> _How to complete this task_:
Every single entry should be printed exactly.

(Records excerpted from a collection)
-=-=-=-=-

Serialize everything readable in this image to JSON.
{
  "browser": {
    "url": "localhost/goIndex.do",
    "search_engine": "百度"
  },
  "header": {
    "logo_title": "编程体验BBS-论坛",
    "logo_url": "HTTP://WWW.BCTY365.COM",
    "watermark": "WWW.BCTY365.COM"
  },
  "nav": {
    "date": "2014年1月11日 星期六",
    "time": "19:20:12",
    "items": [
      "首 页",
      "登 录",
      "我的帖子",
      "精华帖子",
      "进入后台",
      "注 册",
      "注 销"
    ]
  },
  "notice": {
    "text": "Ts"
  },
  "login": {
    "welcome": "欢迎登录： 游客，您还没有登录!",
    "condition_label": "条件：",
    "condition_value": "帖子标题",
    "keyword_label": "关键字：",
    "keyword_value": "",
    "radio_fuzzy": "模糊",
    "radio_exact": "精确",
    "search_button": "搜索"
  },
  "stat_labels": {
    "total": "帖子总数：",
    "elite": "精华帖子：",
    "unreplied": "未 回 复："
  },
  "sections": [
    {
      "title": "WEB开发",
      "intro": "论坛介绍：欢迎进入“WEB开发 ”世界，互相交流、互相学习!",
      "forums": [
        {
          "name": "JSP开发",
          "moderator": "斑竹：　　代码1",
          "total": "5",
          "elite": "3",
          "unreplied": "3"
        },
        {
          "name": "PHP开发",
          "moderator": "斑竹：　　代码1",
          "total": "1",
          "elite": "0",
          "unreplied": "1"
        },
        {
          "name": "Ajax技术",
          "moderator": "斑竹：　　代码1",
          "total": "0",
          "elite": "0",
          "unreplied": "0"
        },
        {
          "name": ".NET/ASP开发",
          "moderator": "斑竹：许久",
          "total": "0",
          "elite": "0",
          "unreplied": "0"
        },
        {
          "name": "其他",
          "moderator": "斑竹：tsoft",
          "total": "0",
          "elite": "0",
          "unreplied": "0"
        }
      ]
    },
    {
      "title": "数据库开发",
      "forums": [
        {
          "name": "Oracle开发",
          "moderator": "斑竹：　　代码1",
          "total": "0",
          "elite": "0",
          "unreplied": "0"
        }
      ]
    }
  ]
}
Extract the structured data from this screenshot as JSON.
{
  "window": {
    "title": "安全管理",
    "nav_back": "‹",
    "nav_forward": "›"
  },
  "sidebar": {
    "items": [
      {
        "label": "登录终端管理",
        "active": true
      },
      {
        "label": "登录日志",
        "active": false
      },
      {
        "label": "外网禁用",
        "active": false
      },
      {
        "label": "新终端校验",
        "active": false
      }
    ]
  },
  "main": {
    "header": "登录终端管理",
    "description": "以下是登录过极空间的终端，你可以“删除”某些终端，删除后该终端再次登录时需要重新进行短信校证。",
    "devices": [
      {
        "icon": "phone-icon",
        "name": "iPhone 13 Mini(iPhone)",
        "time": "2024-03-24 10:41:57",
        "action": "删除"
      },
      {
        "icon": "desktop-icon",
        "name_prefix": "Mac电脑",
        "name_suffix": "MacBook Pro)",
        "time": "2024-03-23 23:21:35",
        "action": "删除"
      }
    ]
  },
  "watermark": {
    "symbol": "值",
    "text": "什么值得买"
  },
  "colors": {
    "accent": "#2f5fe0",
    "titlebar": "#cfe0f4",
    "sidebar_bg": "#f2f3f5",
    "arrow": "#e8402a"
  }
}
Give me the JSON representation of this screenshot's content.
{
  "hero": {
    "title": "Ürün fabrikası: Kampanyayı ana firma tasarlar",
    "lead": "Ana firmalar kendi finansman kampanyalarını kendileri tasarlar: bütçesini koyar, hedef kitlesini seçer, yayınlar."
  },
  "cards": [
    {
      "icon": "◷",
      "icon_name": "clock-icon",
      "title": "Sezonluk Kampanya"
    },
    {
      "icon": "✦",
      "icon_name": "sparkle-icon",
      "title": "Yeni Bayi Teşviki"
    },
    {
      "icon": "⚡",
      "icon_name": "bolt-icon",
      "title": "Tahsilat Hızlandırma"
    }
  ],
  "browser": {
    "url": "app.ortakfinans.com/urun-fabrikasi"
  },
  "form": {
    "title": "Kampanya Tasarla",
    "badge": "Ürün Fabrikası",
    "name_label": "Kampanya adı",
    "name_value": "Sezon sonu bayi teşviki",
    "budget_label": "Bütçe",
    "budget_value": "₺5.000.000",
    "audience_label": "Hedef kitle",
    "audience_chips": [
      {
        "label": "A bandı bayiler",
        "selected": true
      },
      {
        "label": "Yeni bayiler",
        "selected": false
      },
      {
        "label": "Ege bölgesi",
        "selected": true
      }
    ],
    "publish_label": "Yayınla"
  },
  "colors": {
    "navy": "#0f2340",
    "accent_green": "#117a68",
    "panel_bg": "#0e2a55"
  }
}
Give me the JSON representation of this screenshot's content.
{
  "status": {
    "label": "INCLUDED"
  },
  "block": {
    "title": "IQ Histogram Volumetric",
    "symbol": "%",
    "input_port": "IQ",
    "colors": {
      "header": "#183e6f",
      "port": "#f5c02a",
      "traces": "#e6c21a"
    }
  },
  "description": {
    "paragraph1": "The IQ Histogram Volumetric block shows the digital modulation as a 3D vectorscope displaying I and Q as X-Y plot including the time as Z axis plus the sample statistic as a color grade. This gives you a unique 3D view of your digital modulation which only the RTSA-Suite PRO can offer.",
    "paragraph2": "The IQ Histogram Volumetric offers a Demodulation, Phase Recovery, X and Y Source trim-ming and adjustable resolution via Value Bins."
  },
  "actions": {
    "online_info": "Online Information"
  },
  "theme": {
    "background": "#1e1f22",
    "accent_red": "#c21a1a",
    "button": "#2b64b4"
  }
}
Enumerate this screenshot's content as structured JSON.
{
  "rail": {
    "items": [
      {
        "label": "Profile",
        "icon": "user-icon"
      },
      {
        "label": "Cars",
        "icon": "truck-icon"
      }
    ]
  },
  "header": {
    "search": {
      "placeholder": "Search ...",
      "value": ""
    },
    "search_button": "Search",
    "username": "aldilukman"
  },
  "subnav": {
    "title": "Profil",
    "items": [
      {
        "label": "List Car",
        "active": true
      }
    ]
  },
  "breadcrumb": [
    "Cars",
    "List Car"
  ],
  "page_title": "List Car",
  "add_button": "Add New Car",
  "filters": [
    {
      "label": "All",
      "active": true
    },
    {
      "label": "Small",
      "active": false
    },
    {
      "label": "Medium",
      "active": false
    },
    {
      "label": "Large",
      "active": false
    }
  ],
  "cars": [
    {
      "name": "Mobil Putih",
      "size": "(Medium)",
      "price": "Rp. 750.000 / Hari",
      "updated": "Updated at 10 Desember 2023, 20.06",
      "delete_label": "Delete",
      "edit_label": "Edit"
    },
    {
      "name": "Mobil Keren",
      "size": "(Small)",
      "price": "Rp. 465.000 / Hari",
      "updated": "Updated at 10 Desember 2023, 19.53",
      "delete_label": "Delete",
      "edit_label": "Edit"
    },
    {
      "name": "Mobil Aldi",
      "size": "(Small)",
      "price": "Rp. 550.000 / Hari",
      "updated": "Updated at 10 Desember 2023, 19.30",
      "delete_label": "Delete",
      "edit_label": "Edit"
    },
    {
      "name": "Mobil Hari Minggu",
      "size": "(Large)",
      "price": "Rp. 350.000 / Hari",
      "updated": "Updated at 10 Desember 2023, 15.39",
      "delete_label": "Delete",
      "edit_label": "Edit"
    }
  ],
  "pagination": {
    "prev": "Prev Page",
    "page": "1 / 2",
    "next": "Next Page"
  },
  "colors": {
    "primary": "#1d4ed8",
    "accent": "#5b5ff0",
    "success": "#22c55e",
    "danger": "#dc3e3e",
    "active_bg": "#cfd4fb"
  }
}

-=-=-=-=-

> _Response below_:
Serialize everything readable in this image to JSON.
{
  "browser": {
    "url": "localhost/goIndex.do",
    "search_engine": "百度"
  },
  "header": {
    "logo_title": "编程体验BBS-论坛",
    "logo_url": "HTTP://WWW.BCTY365.COM",
    "watermark": "WWW.BCTY365.COM"
  },
  "nav": {
    "date": "2014年1月11日 星期六",
    "time": "19:20:12",
    "items": [
      "首 页",
      "登 录",
      "我的帖子",
      "精华帖子",
      "进入后台",
      "注 册",
      "注 销"
    ]
  },
  "notice": {
    "text": "Ts"
  },
  "login": {
    "welcome": "欢迎登录： 游客，您还没有登录!",
    "condition_label": "条件：",
    "condition_value": "帖子标题",
    "keyword_label": "关键字：",
    "keyword_value": "",
    "radio_fuzzy": "模糊",
    "radio_exact": "精确",
    "search_button": "搜索"
  },
  "stat_labels": {
    "total": "帖子总数：",
    "elite": "精华帖子：",
    "unreplied": "未 回 复："
  },
  "sections": [
    {
      "title": "WEB开发",
      "intro": "论坛介绍：欢迎进入“WEB开发 ”世界，互相交流、互相学习!",
      "forums": [
        {
          "name": "JSP开发",
          "moderator": "斑竹：　　代码1",
          "total": "5",
          "elite": "3",
          "unreplied": "3"
        },
        {
          "name": "PHP开发",
          "moderator": "斑竹：　　代码1",
          "total": "1",
          "elite": "0",
          "unreplied": "1"
        },
        {
          "name": "Ajax技术",
          "moderator": "斑竹：　　代码1",
          "total": "0",
          "elite": "0",
          "unreplied": "0"
        },
        {
          "name": ".NET/ASP开发",
          "moderator": "斑竹：许久",
          "total": "0",
          "elite": "0",
          "unreplied": "0"
        },
        {
          "name": "其他",
          "moderator": "斑竹：tsoft",
          "total": "0",
          "elite": "0",
          "unreplied": "0"
        }
      ]
    },
    {
      "title": "数据库开发",
      "forums": [
        {
          "name": "Oracle开发",
          "moderator": "斑竹：　　代码1",
          "total": "0",
          "elite": "0",
          "unreplied": "0"
        }
      ]
    }
  ]
}
Extract the structured data from this screenshot as JSON.
{
  "window": {
    "title": "安全管理",
    "nav_back": "‹",
    "nav_forward": "›"
  },
  "sidebar": {
    "items": [
      {
        "label": "登录终端管理",
        "active": true
      },
      {
        "label": "登录日志",
        "active": false
      },
      {
        "label": "外网禁用",
        "active": false
      },
      {
        "label": "新终端校验",
        "active": false
      }
    ]
  },
  "main": {
    "header": "登录终端管理",
    "description": "以下是登录过极空间的终端，你可以“删除”某些终端，删除后该终端再次登录时需要重新进行短信校证。",
    "devices": [
      {
        "icon": "phone-icon",
        "name": "iPhone 13 Mini(iPhone)",
        "time": "2024-03-24 10:41:57",
        "action": "删除"
      },
      {
        "icon": "desktop-icon",
        "name_prefix": "Mac电脑",
        "name_suffix": "MacBook Pro)",
        "time": "2024-03-23 23:21:35",
        "action": "删除"
      }
    ]
  },
  "watermark": {
    "symbol": "值",
    "text": "什么值得买"
  },
  "colors": {
    "accent": "#2f5fe0",
    "titlebar": "#cfe0f4",
    "sidebar_bg": "#f2f3f5",
    "arrow": "#e8402a"
  }
}
Give me the JSON representation of this screenshot's content.
{
  "hero": {
    "title": "Ürün fabrikası: Kampanyayı ana firma tasarlar",
    "lead": "Ana firmalar kendi finansman kampanyalarını kendileri tasarlar: bütçesini koyar, hedef kitlesini seçer, yayınlar."
  },
  "cards": [
    {
      "icon": "◷",
      "icon_name": "clock-icon",
      "title": "Sezonluk Kampanya"
    },
    {
      "icon": "✦",
      "icon_name": "sparkle-icon",
      "title": "Yeni Bayi Teşviki"
    },
    {
      "icon": "⚡",
      "icon_name": "bolt-icon",
      "title": "Tahsilat Hızlandırma"
    }
  ],
  "browser": {
    "url": "app.ortakfinans.com/urun-fabrikasi"
  },
  "form": {
    "title": "Kampanya Tasarla",
    "badge": "Ürün Fabrikası",
    "name_label": "Kampanya adı",
    "name_value": "Sezon sonu bayi teşviki",
    "budget_label": "Bütçe",
    "budget_value": "₺5.000.000",
    "audience_label": "Hedef kitle",
    "audience_chips": [
      {
        "label": "A bandı bayiler",
        "selected": true
      },
      {
        "label": "Yeni bayiler",
        "selected": false
      },
      {
        "label": "Ege bölgesi",
        "selected": true
      }
    ],
    "publish_label": "Yayınla"
  },
  "colors": {
    "navy": "#0f2340",
    "accent_green": "#117a68",
    "panel_bg": "#0e2a55"
  }
}
Give me the JSON representation of this screenshot's content.
{
  "status": {
    "label": "INCLUDED"
  },
  "block": {
    "title": "IQ Histogram Volumetric",
    "symbol": "%",
    "input_port": "IQ",
    "colors": {
      "header": "#183e6f",
      "port": "#f5c02a",
      "traces": "#e6c21a"
    }
  },
  "description": {
    "paragraph1": "The IQ Histogram Volumetric block shows the digital modulation as a 3D vectorscope displaying I and Q as X-Y plot including the time as Z axis plus the sample statistic as a color grade. This gives you a unique 3D view of your digital modulation which only the RTSA-Suite PRO can offer.",
    "paragraph2": "The IQ Histogram Volumetric offers a Demodulation, Phase Recovery, X and Y Source trim-ming and adjustable resolution via Value Bins."
  },
  "actions": {
    "online_info": "Online Information"
  },
  "theme": {
    "background": "#1e1f22",
    "accent_red": "#c21a1a",
    "button": "#2b64b4"
  }
}
Enumerate this screenshot's content as structured JSON.
{
  "rail": {
    "items": [
      {
        "label": "Profile",
        "icon": "user-icon"
      },
      {
        "label": "Cars",
        "icon": "truck-icon"
      }
    ]
  },
  "header": {
    "search": {
      "placeholder": "Search ...",
      "value": ""
    },
    "search_button": "Search",
    "username": "aldilukman"
  },
  "subnav": {
    "title": "Profil",
    "items": [
      {
        "label": "List Car",
        "active": true
      }
    ]
  },
  "breadcrumb": [
    "Cars",
    "List Car"
  ],
  "page_title": "List Car",
  "add_button": "Add New Car",
  "filters": [
    {
      "label": "All",
      "active": true
    },
    {
      "label": "Small",
      "active": false
    },
    {
      "label": "Medium",
      "active": false
    },
    {
      "label": "Large",
      "active": false
    }
  ],
  "cars": [
    {
      "name": "Mobil Putih",
      "size": "(Medium)",
      "price": "Rp. 750.000 / Hari",
      "updated": "Updated at 10 Desember 2023, 20.06",
      "delete_label": "Delete",
      "edit_label": "Edit"
    },
    {
      "name": "Mobil Keren",
      "size": "(Small)",
      "price": "Rp. 465.000 / Hari",
      "updated": "Updated at 10 Desember 2023, 19.53",
      "delete_label": "Delete",
      "edit_label": "Edit"
    },
    {
      "name": "Mobil Aldi",
      "size": "(Small)",
      "price": "Rp. 550.000 / Hari",
      "updated": "Updated at 10 Desember 2023, 19.30",
      "delete_label": "Delete",
      "edit_label": "Edit"
    },
    {
      "name": "Mobil Hari Minggu",
      "size": "(Large)",
      "price": "Rp. 350.000 / Hari",
      "updated": "Updated at 10 Desember 2023, 15.39",
      "delete_label": "Delete",
      "edit_label": "Edit"
    }
  ],
  "pagination": {
    "prev": "Prev Page",
    "page": "1 / 2",
    "next": "Next Page"
  },
  "colors": {
    "primary": "#1d4ed8",
    "accent": "#5b5ff0",
    "success": "#22c55e",
    "danger": "#dc3e3e",
    "active_bg": "#cfd4fb"
  }
}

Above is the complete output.